Migraine Stroke Sources:
1. Rizzoli, P. MD, Loder E., MD and Neporent L. (2011) The Migraine Solution: A complete Guide to Diagnosis, Treatment, and Pain Management. St. Martins Press: New York. pp. 111-113.
2. Levy, A. (2009) A Brain Wider Than The Sky: A Migraine Diary. Simon & Schuster, New York, NY. p. 188.
3. Migraine Stroke Studies 2010
4. Migraine and Stroke Study 2013
5. WebMD (2018) Hemiplegic Migraine Headaches. Available [online] at: https://www.webmd.com/migraines-headaches/hemiplegic-migraine-headaches-symptoms-causes-treatments#1
6. Stroke Foundation (2018) Stroke symptoms. Available [online] at: https://strokefoundation.org.au/About-Stroke/Stroke-symptoms
7. Purdy, Dr. A (2018) Migraine World Summit.
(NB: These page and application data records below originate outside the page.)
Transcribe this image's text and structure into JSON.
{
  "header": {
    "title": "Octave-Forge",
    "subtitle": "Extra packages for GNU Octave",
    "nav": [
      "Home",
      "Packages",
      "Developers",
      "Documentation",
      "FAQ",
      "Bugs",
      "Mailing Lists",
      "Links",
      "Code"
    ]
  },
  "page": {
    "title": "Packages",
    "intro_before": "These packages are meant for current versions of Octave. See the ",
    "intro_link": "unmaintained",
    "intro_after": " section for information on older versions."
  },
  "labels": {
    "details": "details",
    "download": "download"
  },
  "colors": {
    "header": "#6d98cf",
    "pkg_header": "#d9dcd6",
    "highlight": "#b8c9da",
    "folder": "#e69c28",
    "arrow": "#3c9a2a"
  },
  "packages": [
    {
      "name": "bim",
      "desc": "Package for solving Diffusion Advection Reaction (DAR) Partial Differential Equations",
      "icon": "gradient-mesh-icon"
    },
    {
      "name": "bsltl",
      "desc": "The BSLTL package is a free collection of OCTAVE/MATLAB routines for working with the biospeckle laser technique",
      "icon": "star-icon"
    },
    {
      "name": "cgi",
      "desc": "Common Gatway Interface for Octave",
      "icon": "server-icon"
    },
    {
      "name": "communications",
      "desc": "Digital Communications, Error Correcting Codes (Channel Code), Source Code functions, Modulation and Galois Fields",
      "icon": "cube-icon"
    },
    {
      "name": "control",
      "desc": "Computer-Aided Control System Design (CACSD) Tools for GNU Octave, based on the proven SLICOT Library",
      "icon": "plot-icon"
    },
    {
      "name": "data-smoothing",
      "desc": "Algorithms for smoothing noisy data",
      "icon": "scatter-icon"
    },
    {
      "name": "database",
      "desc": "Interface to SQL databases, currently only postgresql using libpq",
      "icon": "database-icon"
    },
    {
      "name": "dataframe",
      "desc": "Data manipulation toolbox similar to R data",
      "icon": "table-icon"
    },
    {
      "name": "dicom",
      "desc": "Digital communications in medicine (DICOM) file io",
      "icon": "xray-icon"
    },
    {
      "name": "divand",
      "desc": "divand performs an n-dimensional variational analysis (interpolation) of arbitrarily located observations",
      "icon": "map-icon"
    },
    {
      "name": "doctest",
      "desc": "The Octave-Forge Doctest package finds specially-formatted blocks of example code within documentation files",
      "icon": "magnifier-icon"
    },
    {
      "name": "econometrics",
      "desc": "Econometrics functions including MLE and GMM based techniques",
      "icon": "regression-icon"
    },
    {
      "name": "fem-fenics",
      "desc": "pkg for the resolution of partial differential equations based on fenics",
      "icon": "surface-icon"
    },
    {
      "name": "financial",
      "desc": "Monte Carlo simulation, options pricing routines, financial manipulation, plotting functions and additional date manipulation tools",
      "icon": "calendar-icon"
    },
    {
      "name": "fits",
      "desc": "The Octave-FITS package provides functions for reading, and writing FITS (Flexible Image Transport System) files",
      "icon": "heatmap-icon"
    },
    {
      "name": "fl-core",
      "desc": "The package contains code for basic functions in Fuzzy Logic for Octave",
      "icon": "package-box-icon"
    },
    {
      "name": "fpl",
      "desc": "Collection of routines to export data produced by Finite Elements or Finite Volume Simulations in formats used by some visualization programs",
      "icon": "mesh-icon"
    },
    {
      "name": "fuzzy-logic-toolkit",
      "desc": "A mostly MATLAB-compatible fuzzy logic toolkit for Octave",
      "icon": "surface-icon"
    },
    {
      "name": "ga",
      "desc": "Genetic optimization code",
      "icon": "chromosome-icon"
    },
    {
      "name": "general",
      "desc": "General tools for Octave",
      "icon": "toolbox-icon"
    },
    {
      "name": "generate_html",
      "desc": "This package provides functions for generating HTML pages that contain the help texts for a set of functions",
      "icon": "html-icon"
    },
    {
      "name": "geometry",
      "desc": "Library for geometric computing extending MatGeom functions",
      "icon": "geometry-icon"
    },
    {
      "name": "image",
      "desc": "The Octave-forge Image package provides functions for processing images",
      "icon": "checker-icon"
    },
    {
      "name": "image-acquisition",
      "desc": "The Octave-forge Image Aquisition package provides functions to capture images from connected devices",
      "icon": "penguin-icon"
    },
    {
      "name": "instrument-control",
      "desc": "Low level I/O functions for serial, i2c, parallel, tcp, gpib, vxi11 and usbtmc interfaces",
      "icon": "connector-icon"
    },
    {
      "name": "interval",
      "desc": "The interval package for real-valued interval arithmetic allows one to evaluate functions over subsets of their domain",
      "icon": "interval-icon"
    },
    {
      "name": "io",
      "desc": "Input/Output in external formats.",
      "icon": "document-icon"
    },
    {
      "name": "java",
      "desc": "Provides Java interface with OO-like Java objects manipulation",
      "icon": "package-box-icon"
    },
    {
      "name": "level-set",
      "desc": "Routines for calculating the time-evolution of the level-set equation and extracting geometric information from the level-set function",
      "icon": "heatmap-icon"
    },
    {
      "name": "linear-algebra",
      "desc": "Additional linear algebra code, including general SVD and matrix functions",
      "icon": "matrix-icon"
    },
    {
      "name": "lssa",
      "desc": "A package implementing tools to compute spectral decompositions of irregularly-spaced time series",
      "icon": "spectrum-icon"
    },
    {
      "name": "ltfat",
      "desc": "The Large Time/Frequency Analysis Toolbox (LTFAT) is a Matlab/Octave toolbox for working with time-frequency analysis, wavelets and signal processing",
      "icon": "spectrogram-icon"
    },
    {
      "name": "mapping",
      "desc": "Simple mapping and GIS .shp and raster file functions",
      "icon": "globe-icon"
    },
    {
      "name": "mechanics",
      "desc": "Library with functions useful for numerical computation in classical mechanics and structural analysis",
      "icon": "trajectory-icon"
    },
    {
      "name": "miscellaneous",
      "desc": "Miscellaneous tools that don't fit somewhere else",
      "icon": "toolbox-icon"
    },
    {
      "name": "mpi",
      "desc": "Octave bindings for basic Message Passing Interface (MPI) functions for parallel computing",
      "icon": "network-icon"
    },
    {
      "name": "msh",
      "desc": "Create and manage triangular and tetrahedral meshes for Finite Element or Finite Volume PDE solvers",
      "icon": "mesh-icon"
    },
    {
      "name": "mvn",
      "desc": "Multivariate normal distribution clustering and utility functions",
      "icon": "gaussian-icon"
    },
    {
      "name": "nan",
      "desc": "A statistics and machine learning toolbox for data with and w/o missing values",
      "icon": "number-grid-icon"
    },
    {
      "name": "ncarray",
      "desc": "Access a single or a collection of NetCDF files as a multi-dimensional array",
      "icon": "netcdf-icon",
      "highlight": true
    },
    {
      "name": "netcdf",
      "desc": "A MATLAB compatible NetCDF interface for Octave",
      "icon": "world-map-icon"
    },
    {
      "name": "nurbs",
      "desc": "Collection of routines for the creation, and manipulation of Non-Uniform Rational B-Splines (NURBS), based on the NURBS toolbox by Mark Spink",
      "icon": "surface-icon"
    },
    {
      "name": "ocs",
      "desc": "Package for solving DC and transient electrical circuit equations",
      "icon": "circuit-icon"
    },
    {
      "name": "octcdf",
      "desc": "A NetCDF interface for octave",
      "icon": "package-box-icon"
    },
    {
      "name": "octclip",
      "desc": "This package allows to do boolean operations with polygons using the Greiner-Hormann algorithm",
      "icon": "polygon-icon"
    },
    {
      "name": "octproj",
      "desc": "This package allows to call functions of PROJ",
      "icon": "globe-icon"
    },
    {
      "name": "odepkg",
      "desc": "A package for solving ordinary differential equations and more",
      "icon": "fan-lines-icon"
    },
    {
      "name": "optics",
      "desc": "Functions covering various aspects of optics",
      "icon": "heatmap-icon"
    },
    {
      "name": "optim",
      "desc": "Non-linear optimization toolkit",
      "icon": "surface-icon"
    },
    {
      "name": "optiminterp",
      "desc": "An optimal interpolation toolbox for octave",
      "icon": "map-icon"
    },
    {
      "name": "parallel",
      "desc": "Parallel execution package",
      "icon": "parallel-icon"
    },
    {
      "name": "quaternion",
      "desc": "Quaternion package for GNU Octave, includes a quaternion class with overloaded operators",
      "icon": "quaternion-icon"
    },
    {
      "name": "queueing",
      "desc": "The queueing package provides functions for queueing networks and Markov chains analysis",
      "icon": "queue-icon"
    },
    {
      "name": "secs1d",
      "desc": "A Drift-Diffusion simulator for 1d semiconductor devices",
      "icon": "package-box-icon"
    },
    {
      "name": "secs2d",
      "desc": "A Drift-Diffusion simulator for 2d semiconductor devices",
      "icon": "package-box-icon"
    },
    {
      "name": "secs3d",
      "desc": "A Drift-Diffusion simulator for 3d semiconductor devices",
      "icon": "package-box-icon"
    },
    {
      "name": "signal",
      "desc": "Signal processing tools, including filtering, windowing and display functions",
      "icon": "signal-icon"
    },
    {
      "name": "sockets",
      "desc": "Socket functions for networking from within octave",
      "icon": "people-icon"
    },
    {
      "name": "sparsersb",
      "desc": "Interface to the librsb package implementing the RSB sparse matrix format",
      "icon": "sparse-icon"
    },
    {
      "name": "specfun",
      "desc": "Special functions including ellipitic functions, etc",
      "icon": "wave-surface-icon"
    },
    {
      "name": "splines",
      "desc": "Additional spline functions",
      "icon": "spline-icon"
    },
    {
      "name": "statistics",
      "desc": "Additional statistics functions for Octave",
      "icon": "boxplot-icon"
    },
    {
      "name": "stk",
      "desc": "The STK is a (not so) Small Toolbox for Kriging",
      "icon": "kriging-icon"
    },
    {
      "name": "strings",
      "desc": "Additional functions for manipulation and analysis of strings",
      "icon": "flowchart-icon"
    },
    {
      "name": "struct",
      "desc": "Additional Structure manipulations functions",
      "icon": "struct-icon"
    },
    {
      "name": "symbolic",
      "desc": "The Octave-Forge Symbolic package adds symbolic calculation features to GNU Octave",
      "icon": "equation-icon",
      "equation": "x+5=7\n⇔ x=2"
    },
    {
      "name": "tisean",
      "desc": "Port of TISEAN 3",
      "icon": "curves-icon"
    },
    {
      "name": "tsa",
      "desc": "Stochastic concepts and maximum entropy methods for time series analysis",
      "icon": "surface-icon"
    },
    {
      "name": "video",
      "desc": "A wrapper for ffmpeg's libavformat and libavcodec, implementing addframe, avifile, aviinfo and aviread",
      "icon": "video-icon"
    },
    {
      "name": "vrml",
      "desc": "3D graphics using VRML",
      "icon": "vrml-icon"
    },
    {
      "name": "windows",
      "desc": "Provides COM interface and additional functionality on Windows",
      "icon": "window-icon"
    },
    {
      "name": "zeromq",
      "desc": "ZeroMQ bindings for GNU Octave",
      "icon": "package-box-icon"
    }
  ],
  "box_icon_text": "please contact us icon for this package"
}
Available [online] at: https://www.migrainesavvy.com/summit